**Assignment**
Wherever the word "tuitazos" appears in a line of the data, that line should be copied.

**Source material**
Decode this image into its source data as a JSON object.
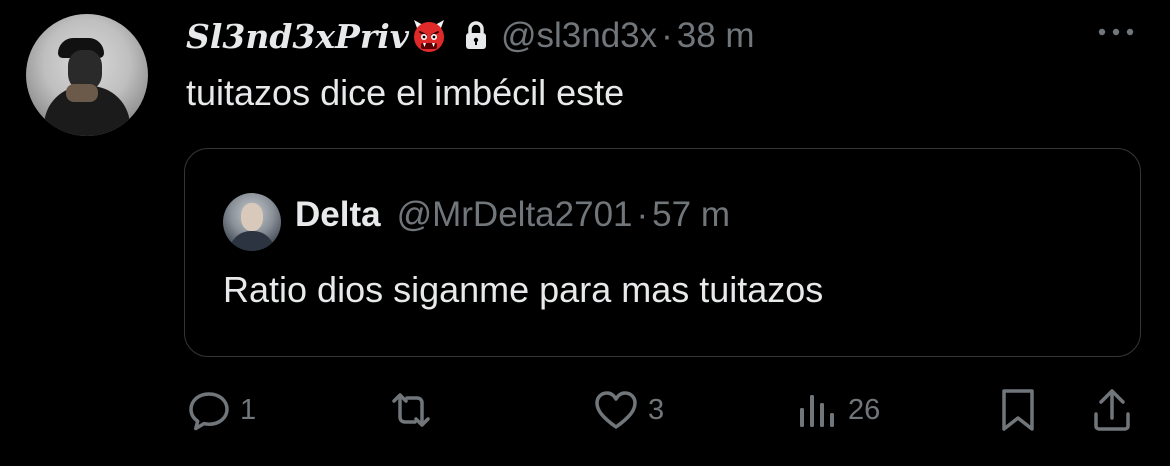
{
  "post": {
    "display_name": "Sl3nd3xPriv",
    "name_emoji": "ogre-emoji",
    "protected_icon": "lock-icon",
    "handle": "@sl3nd3x",
    "separator": "·",
    "time": "38 m",
    "more_icon": "more-horizontal-icon",
    "text": "tuitazos dice el imbécil este"
  },
  "quoted": {
    "display_name": "Delta",
    "handle": "@MrDelta2701",
    "separator": "·",
    "time": "57 m",
    "text": "Ratio dios siganme para mas tuitazos"
  },
  "actions": {
    "reply": {
      "icon": "reply-icon",
      "count": "1"
    },
    "repost": {
      "icon": "repost-icon",
      "count": ""
    },
    "like": {
      "icon": "heart-icon",
      "count": "3"
    },
    "views": {
      "icon": "views-icon",
      "count": "26"
    },
    "bookmark": {
      "icon": "bookmark-icon"
    },
    "share": {
      "icon": "share-icon"
    }
  },
  "colors": {
    "background": "#000000",
    "primary_text": "#e7e9ea",
    "secondary_text": "#71767b",
    "border": "#333639",
    "emoji_red": "#e02a2a"
  }
}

**Answer space**
    "text": "tuitazos dice el imbécil este"
    "text": "Ratio dios siganme para mas tuitazos"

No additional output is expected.